In cases when pain comes from a cavity, the dentist can fill the tooth to stop the decay and pain. If the decay continues, bacteria can infect the tooth pulp. While some dentists perform root canal treatment, they don’t do this procedure as frequently as endodontists. Plus, dentists may not have the same high-tech equipment for root canal therapy that endodontists have. Therefore, if you have a dentist recommend root canal therapy, request a referral to an endodontist for the procedure. You will return to your dentist after the procedure to ensure that you are healing well and to fit you with a crown on the tooth if needed.
Some dentists can also provide cosmetic dentistry such as teeth straightening and whitening. Additionally, their practice might include fitting patients with bridges, dentures, or implants.
Times to Visit an Endodontist
Usually, you will have a referral to an endodontist. However, you might turn to an endodontist for tooth pain or treat a cracked tooth. Any problem that causes potential issues with the inside of a tooth may be a concern that an endodontist can treat.
Root Canal Therapy
The most performed treatment done by endodontists is root canal therapy. This treatment is a way to save the tooth from death and removal. Cracked teeth often need root canal therapy to remove bacteria that infected the tooth through the crack.
An endodontist will open a tooth slightly to allow them to access the root canals. Traditionally, they would use very tiny tools to clean out the infected pulp. However, if you have complex internal tooth anatomy, this method could leave behind some infected matter. To avoid this problem, we use the GentleWave system at Southern Endodontic Specialists.
The GentleWave system combines the movement of fluids and soundwaves to reach deeply into the tooth. Since the procedure can get into the smallest space that tools might not otherwise reach, it can reduce the number of visits required and complications from the procedure.
After cleaning out the tooth, the endodontist seals the canals against future infection and fills the tooth. Sometimes you will need a crown on their treated tooth to protect it from cracking or other damage.
Similar to root canal therapy is endodontic retreatment.
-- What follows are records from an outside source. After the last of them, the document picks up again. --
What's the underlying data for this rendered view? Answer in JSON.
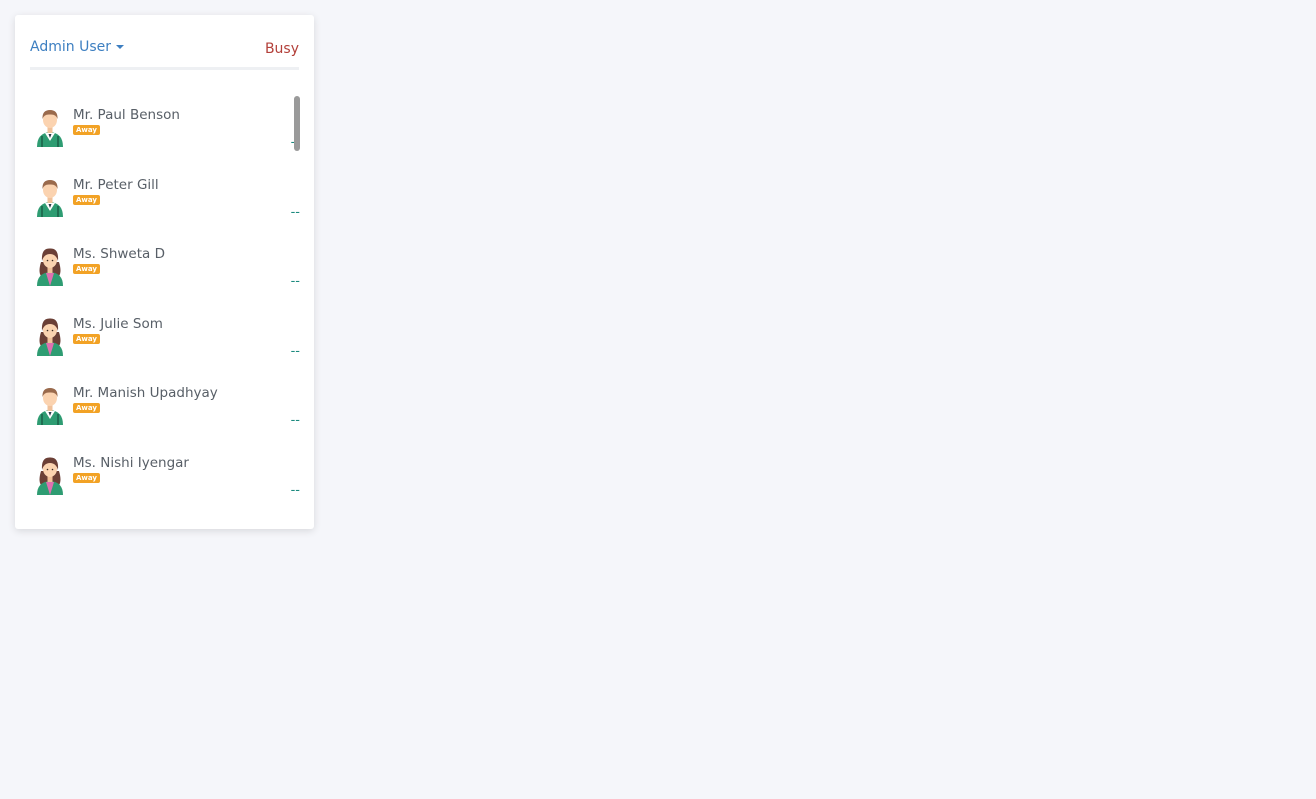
{
  "header": {
    "user_label": "Admin User",
    "status_label": "Busy"
  },
  "contacts": [
    {
      "name": "Mr. Paul Benson",
      "status": "Away",
      "last": "--",
      "avatar": "male-avatar-icon"
    },
    {
      "name": "Mr. Peter Gill",
      "status": "Away",
      "last": "--",
      "avatar": "male-avatar-icon"
    },
    {
      "name": "Ms. Shweta D",
      "status": "Away",
      "last": "--",
      "avatar": "female-avatar-icon"
    },
    {
      "name": "Ms. Julie Som",
      "status": "Away",
      "last": "--",
      "avatar": "female-avatar-icon"
    },
    {
      "name": "Mr. Manish Upadhyay",
      "status": "Away",
      "last": "--",
      "avatar": "male-avatar-icon"
    },
    {
      "name": "Ms. Nishi Iyengar",
      "status": "Away",
      "last": "--",
      "avatar": "female-avatar-icon"
    }
  ],
  "colors": {
    "link": "#3d7fc1",
    "busy": "#b3403a",
    "away_badge": "#f2a225",
    "last_seen": "#1b8a7e"
  }
}
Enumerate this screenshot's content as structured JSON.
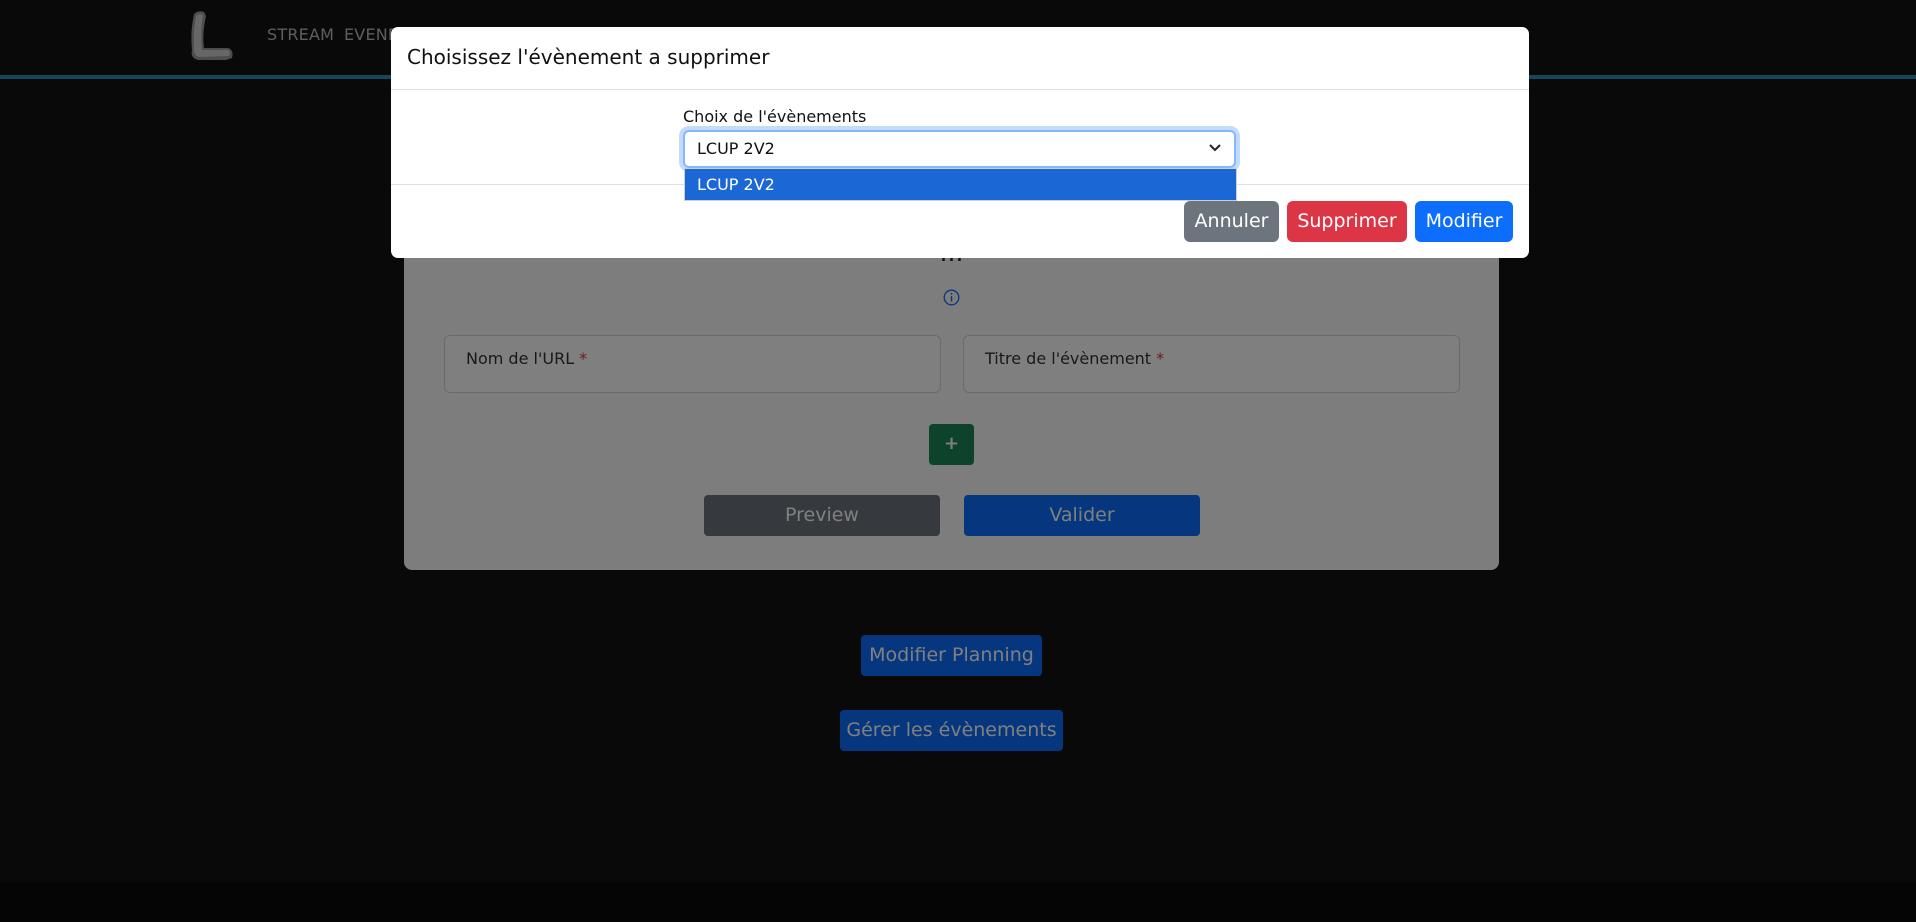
{
  "nav": {
    "items": [
      "STREAM",
      "EVENE"
    ]
  },
  "card": {
    "title": "…",
    "url_field_label": "Nom de l'URL",
    "title_field_label": "Titre de l'évènement",
    "required_mark": "*",
    "plus_label": "+",
    "preview_label": "Preview",
    "valider_label": "Valider"
  },
  "page_buttons": {
    "modifier_planning": "Modifier Planning",
    "gerer_evenements": "Gérer les évènements"
  },
  "modal": {
    "title": "Choisissez l'évènement a supprimer",
    "select_label": "Choix de l'évènements",
    "select_value": "LCUP 2V2",
    "options": [
      "LCUP 2V2"
    ],
    "annuler_label": "Annuler",
    "supprimer_label": "Supprimer",
    "modifier_label": "Modifier"
  },
  "colors": {
    "accent": "#0d6efd",
    "danger": "#dc3545",
    "secondary": "#6c757d",
    "success": "#198754",
    "nav_border": "#2a8dba"
  }
}
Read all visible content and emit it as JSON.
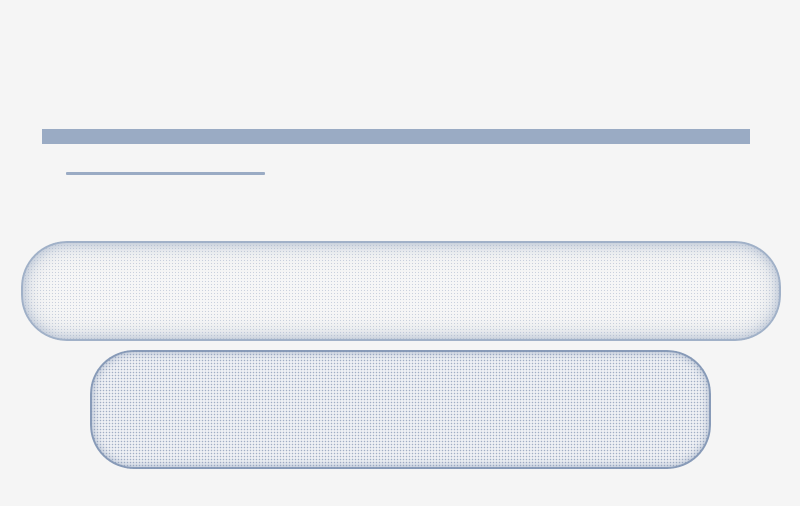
{
  "screen": {
    "title": "",
    "subtitle": "",
    "input": {
      "value": "",
      "placeholder": ""
    },
    "button": {
      "label": ""
    }
  },
  "colors": {
    "background": "#f5f5f5",
    "skeleton": "#9aabc4",
    "stipple": "#788caf"
  }
}
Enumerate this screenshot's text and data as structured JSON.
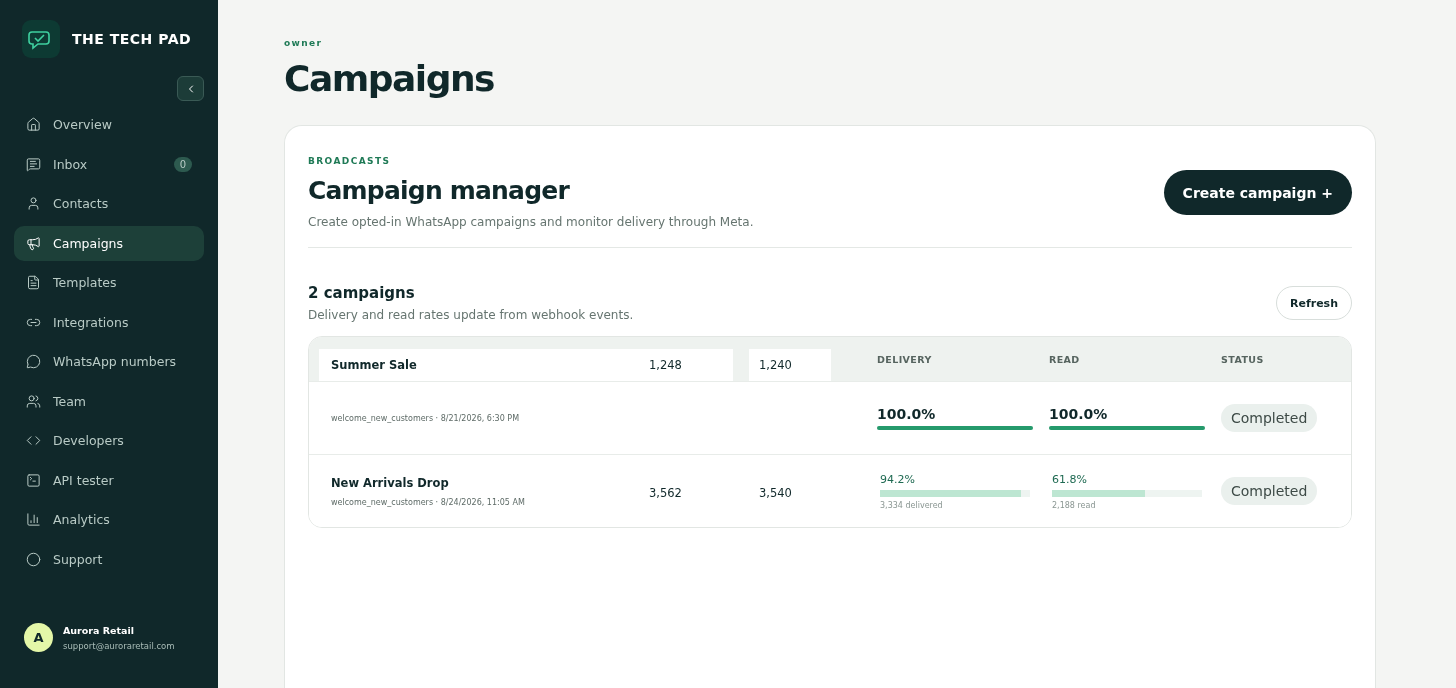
{
  "sidebar": {
    "brand": "THE TECH PAD",
    "items": [
      {
        "label": "Overview",
        "selected": false
      },
      {
        "label": "Inbox",
        "selected": false,
        "badge": "0"
      },
      {
        "label": "Contacts",
        "selected": false
      },
      {
        "label": "Campaigns",
        "selected": true
      },
      {
        "label": "Templates",
        "selected": false
      },
      {
        "label": "Integrations",
        "selected": false
      },
      {
        "label": "WhatsApp numbers",
        "selected": false
      },
      {
        "label": "Team",
        "selected": false
      },
      {
        "label": "Developers",
        "selected": false
      },
      {
        "label": "API tester",
        "selected": false
      },
      {
        "label": "Analytics",
        "selected": false
      },
      {
        "label": "Support",
        "selected": false
      }
    ],
    "account": {
      "initial": "A",
      "name": "Aurora Retail",
      "email": "support@auroraretail.com"
    }
  },
  "page": {
    "eyebrow": "owner",
    "title": "Campaigns"
  },
  "card": {
    "eyebrow": "BROADCASTS",
    "title": "Campaign manager",
    "subtitle": "Create opted-in WhatsApp campaigns and monitor delivery through Meta.",
    "create_button": "Create campaign +",
    "list_title": "2 campaigns",
    "list_subtitle": "Delivery and read rates update from webhook events.",
    "refresh_button": "Refresh"
  },
  "table": {
    "columns": [
      "DELIVERY",
      "READ",
      "STATUS"
    ],
    "rows": [
      {
        "name": "Summer Sale",
        "meta": "welcome_new_customers · 8/21/2026, 6:30 PM",
        "sent": "1,248",
        "delivered": "1,240",
        "kind": "strong",
        "delivery": {
          "rate": "100.0%",
          "level": 1.0
        },
        "read": {
          "rate": "100.0%",
          "level": 1.0
        },
        "status": "Completed"
      },
      {
        "name": "New Arrivals Drop",
        "meta": "welcome_new_customers · 8/24/2026, 11:05 AM",
        "sent": "3,562",
        "delivered": "3,540",
        "kind": "light",
        "delivery": {
          "rate": "94.2%",
          "level": 0.942,
          "note": "3,334 delivered"
        },
        "read": {
          "rate": "61.8%",
          "level": 0.618,
          "note": "2,188 read"
        },
        "status": "Completed"
      }
    ]
  }
}
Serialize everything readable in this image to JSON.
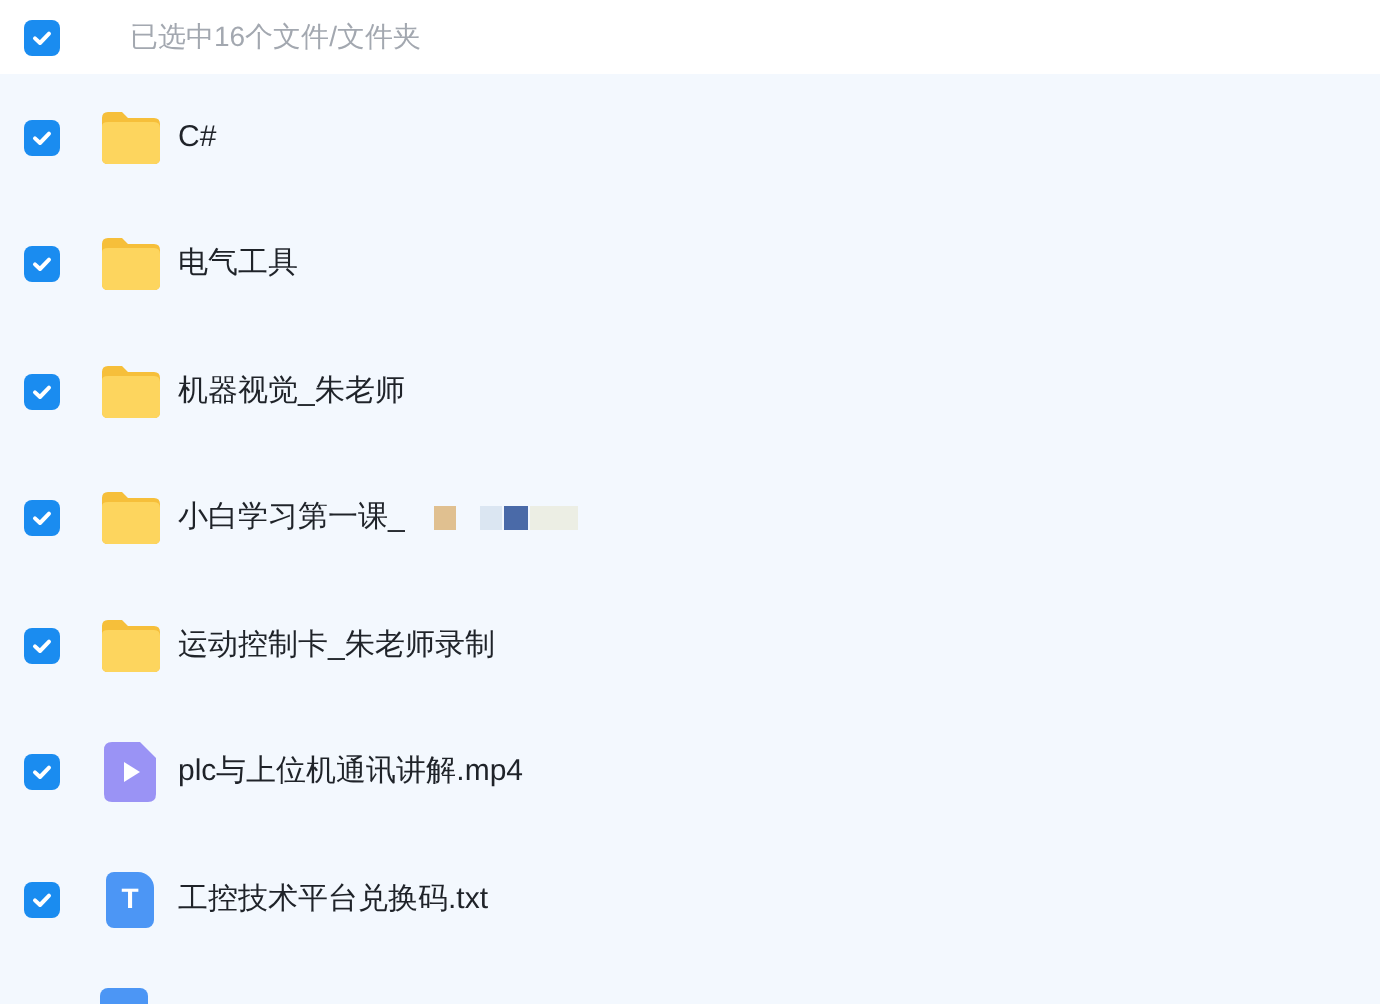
{
  "header": {
    "checked": true,
    "label": "已选中16个文件/文件夹"
  },
  "items": [
    {
      "kind": "folder",
      "name": "C#",
      "checked": true
    },
    {
      "kind": "folder",
      "name": "电气工具",
      "checked": true
    },
    {
      "kind": "folder",
      "name": "机器视觉_朱老师",
      "checked": true
    },
    {
      "kind": "folder",
      "name": "小白学习第一课_",
      "checked": true,
      "redacted": true
    },
    {
      "kind": "folder",
      "name": "运动控制卡_朱老师录制",
      "checked": true
    },
    {
      "kind": "video",
      "name": "plc与上位机通讯讲解.mp4",
      "checked": true
    },
    {
      "kind": "text",
      "name": "工控技术平台兑换码.txt",
      "checked": true,
      "icon_letter": "T"
    }
  ],
  "cut_off_item": {
    "kind": "document"
  }
}
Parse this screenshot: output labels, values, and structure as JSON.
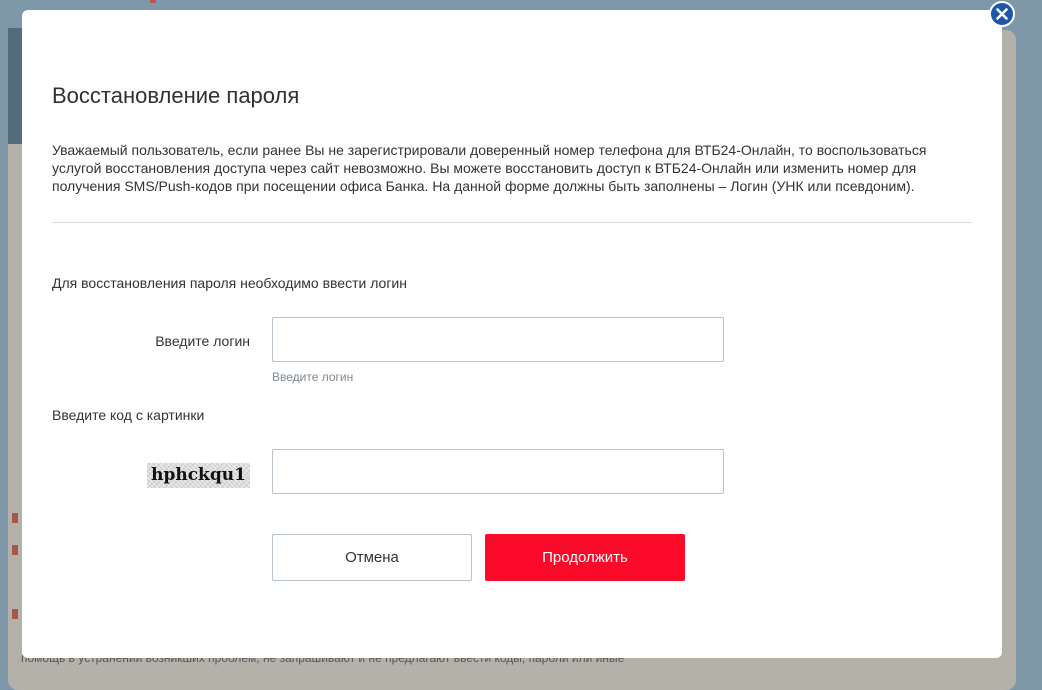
{
  "modal": {
    "title": "Восстановление пароля",
    "description": "Уважаемый пользователь, если ранее Вы не зарегистрировали доверенный номер телефона для ВТБ24-Онлайн, то воспользоваться услугой восстановления доступа через сайт невозможно. Вы можете восстановить доступ к ВТБ24-Онлайн или изменить номер для получения SMS/Push-кодов при посещении офиса Банка. На данной форме должны быть заполнены – Логин (УНК или псевдоним).",
    "instruction": "Для восстановления пароля необходимо ввести логин",
    "close_icon": "close-icon"
  },
  "login": {
    "label": "Введите логин",
    "value": "",
    "placeholder": "",
    "hint": "Введите логин"
  },
  "captcha": {
    "label": "Введите код с картинки",
    "image_text": "hphckqu1",
    "value": ""
  },
  "buttons": {
    "cancel": "Отмена",
    "continue": "Продолжить"
  },
  "background": {
    "text": "помощь в устранении возникших проблем, не запрашивают и не предлагают ввести коды, пароли или иные"
  },
  "colors": {
    "accent": "#fb0a2a",
    "close_button": "#1e57a9",
    "overlay": "#7f98a9"
  }
}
You will need this service if you had a root canal at any time in the past but bacteria invade the interior of the tooth. Retreatment happens shortly after failed root canal treatments or years in the future if decay affects the same tooth. The process of retreatment is almost the same as the initial root canal, but the first step requires the endodontist to re-enter the tooth. Next, they will reclean the interior of the tooth to get rid of any bacteria that reinvaded. Lastly, they reseal and refill the tooth.
In complex cases when root canal therapy will not solve the problem, or for split teeth when the endodontist can only save part of the tooth, surgery may be necessary. Endodontic surgery includes a variety of procedures, including removing the tooth to treat it outside the mouth and reimplanting it and treating root canals from the tip of the tooth. The endodontist will evaluate your tooth first before determining whether you need non-surgical root canal treatment or surgery on your tooth.
Visit Southern Endodontist Specialists When You Need Endodontic Care
After comparing a dentist vs an endodontist in their education and care offered, you will appreciate that these professionals have distinct roles to play in maintaining your oral health. If your dentist recommends endodontic care, ask for a referral to us at Southern Endodontic Specialists. We can provide you with root canal treatment and other types of endodontic care. Our treatments should supplement your dentist’s preventative and restorative care. For more information or to schedule an appointment, contact us at our Houma or Thibodaux location. Let us exceed your expectations for endodontic treatment.